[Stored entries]
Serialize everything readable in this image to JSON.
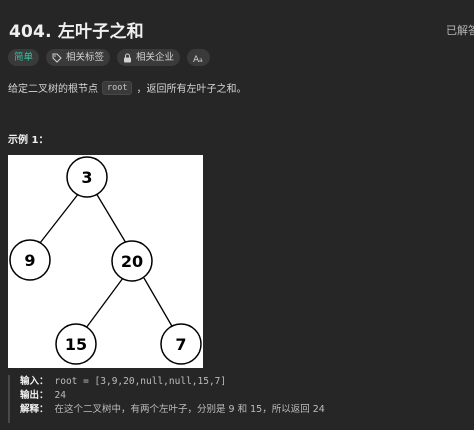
{
  "problem": {
    "title": "404. 左叶子之和",
    "solved_label": "已解答"
  },
  "tags": [
    {
      "label": "简单",
      "icon": ""
    },
    {
      "label": "相关标签",
      "icon": "tag-icon"
    },
    {
      "label": "相关企业",
      "icon": "lock-icon"
    },
    {
      "label": "",
      "icon": "font-size-icon"
    }
  ],
  "description": {
    "prefix": "给定二叉树的根节点",
    "code": "root",
    "suffix": "，返回所有左叶子之和。"
  },
  "example": {
    "title": "示例 1：",
    "tree": {
      "nodes": [
        {
          "id": "n3",
          "label": "3"
        },
        {
          "id": "n9",
          "label": "9"
        },
        {
          "id": "n20",
          "label": "20"
        },
        {
          "id": "n15",
          "label": "15"
        },
        {
          "id": "n7",
          "label": "7"
        }
      ]
    },
    "input_label": "输入：",
    "input_value": "root = [3,9,20,null,null,15,7]",
    "output_label": "输出：",
    "output_value": "24",
    "explain_label": "解释：",
    "explain_value": "在这个二叉树中，有两个左叶子，分别是 9 和 15，所以返回 24"
  }
}
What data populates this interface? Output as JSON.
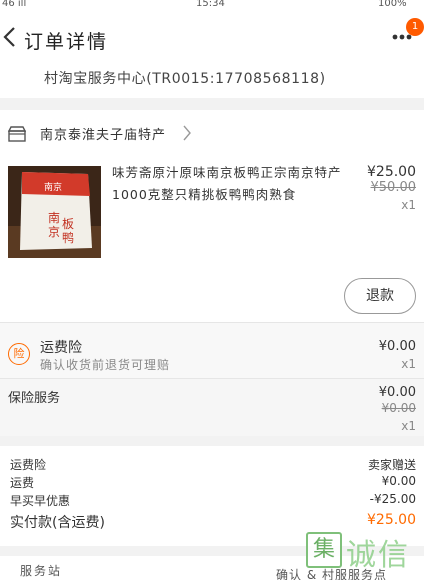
{
  "status_bar": {
    "left": "46 ill",
    "center": "15:34",
    "right": "100%"
  },
  "nav": {
    "title": "订单详情",
    "badge": "1"
  },
  "service_center": {
    "text": "村淘宝服务中心(TR0015:17708568118)"
  },
  "shop": {
    "name": "南京泰淮夫子庙特产"
  },
  "product": {
    "description": "味芳斋原汁原味南京板鸭正宗南京特产1000克整只精挑板鸭鸭肉熟食",
    "price": "¥25.00",
    "original_price": "¥50.00",
    "quantity": "x1",
    "refund_label": "退款"
  },
  "shipping_insurance": {
    "icon_text": "险",
    "title": "运费险",
    "subtitle": "确认收货前退货可理赔",
    "price": "¥0.00",
    "quantity": "x1"
  },
  "insured_service": {
    "title": "保险服务",
    "price": "¥0.00",
    "original_price": "¥0.00",
    "quantity": "x1"
  },
  "summary": {
    "rows": [
      {
        "label": "运费险",
        "value": "卖家赠送"
      },
      {
        "label": "运费",
        "value": "¥0.00"
      },
      {
        "label": "早买早优惠",
        "value": "-¥25.00"
      },
      {
        "label": "实付款(含运费)",
        "value": "¥25.00"
      }
    ]
  },
  "bottom": {
    "left": "服务站",
    "right": "确认 & 村服服务点"
  },
  "watermark": {
    "logo": "集",
    "text": "诚信"
  },
  "colors": {
    "accent": "#ff6a00",
    "badge": "#ff5a00"
  }
}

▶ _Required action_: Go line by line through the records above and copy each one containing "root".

▶ _Output of the exercise_:
    "code": "root",
    "input_value": "root = [3,9,20,null,null,15,7]",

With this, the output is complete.